Further strengthening the case for preparing teachers and programs to better serve ELLs/DLLs in preschool, the Office of Head Start has updated their program performance standards that programs must meet to keep their funding.
(2) For dual language learners, a program must recognize bilingualism and biliteracy as strengths and implement research-based teaching practices that support their development. These practices must:
(i) For an infant or toddler dual language learner, include teaching practices that focus on the development of the home language, when there is a teacher with appropriate language competency, and experiences that expose the child to English;
(ii) For a preschool age dual language learner, include teaching practices that focus on both English language acquisition and the continued development of the home language; or,
(iii) If staff do not speak the home language of all children in the learning environment, include steps to support the development of the home language for dual language learners such as having culturally and linguistically appropriate materials available and other evidence-based strategies. Programs must work to identify volunteers who speak children’s home language/s who could be trained to work in the classroom to support children’s continued development of the home language.
ELLs/DLLs were also specifically addressed in the new US Department of Education Guiding Principles for Use of Technology in Early Childhood Programs (2016), (The section under the heading “Dual language learners” offers some specific examples of appropriate use.)
Reports Recommend Cultural and Linguistic Responsiveness in Meeting Needs of ELLs/DLLs
The following reports, which have appeared in the past year, also recommend cultural and linguistic responsiveness in guidance about meeting the needs of young children:
- Department of Education Toolkit to Ensure Meaningful Communication With Limited English Proficient Parents
- US Departments of Health and Human Services Joint Policy Statement on Suspension and Expulsion Policies in Early Childhood Settings (2016)
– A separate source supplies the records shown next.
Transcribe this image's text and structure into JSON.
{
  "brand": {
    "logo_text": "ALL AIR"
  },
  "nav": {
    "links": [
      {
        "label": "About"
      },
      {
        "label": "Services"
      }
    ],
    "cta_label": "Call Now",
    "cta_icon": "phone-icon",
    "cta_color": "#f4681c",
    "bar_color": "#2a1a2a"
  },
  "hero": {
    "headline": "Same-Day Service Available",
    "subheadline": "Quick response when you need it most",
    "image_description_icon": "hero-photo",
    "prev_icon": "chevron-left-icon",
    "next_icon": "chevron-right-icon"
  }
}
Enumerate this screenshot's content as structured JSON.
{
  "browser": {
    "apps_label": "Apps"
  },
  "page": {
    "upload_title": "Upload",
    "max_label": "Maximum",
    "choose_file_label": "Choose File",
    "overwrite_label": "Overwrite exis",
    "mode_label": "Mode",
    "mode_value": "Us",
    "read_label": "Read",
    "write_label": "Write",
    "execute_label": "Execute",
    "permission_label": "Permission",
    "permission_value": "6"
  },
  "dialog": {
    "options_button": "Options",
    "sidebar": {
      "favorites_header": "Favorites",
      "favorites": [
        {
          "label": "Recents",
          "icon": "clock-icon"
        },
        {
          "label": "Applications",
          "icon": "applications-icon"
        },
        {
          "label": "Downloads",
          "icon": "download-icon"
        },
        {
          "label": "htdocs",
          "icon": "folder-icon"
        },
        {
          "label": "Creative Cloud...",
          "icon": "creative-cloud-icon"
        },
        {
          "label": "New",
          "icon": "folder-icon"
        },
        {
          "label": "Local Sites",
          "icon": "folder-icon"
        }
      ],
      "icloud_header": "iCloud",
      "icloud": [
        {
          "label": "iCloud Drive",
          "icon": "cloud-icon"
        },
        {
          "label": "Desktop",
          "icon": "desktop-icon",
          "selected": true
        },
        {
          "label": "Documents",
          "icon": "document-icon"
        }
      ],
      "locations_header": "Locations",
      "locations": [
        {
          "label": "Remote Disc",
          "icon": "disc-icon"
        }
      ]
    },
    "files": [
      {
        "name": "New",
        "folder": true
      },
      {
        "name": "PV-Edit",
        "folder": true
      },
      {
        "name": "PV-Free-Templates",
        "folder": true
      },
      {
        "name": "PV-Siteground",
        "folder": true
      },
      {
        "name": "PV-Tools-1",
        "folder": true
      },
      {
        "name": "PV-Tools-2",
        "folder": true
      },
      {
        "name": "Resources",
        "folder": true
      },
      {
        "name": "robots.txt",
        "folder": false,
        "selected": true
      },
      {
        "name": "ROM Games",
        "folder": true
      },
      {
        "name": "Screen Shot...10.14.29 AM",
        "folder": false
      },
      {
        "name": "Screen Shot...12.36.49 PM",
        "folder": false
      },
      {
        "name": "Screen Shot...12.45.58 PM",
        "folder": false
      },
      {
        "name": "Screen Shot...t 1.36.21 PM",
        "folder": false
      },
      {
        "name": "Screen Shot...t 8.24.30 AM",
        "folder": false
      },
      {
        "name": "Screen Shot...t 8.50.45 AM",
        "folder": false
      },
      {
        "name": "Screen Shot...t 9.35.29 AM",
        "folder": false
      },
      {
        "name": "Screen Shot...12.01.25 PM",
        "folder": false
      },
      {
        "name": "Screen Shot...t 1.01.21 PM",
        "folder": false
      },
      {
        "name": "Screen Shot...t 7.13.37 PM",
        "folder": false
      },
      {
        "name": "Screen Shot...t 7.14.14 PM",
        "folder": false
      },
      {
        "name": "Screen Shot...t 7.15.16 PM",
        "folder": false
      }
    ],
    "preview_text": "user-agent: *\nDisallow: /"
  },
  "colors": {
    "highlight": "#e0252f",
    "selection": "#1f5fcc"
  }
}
- US Departments of Health and Human Services and Education Joint Policy Statement on Inclusion of Children with Disabilities in Early Childhood Programs (2015)
For more information about how to address these increased expectations for programs and individuals working with young children who are ELLs/DLLs, keep following this TESOL blog by Judie Haynes and take a look at
Karen Nemeth is an author, consultant, and presenter focusing on effective early education for dual language learners. She is a consulting editor and author for NAEYC, the co-chair of the early childhood SIG of NABE. Karen is the author of many books on teaching dual language learners, including Many Languages, One Classroom, and Many Languages, Building Connections. She coauthored Digital Decisions and New Words, New Friends, a bilingual book for young children, and was editor of Young Dual Language Learners: A Guide for PreK-3 Leaders.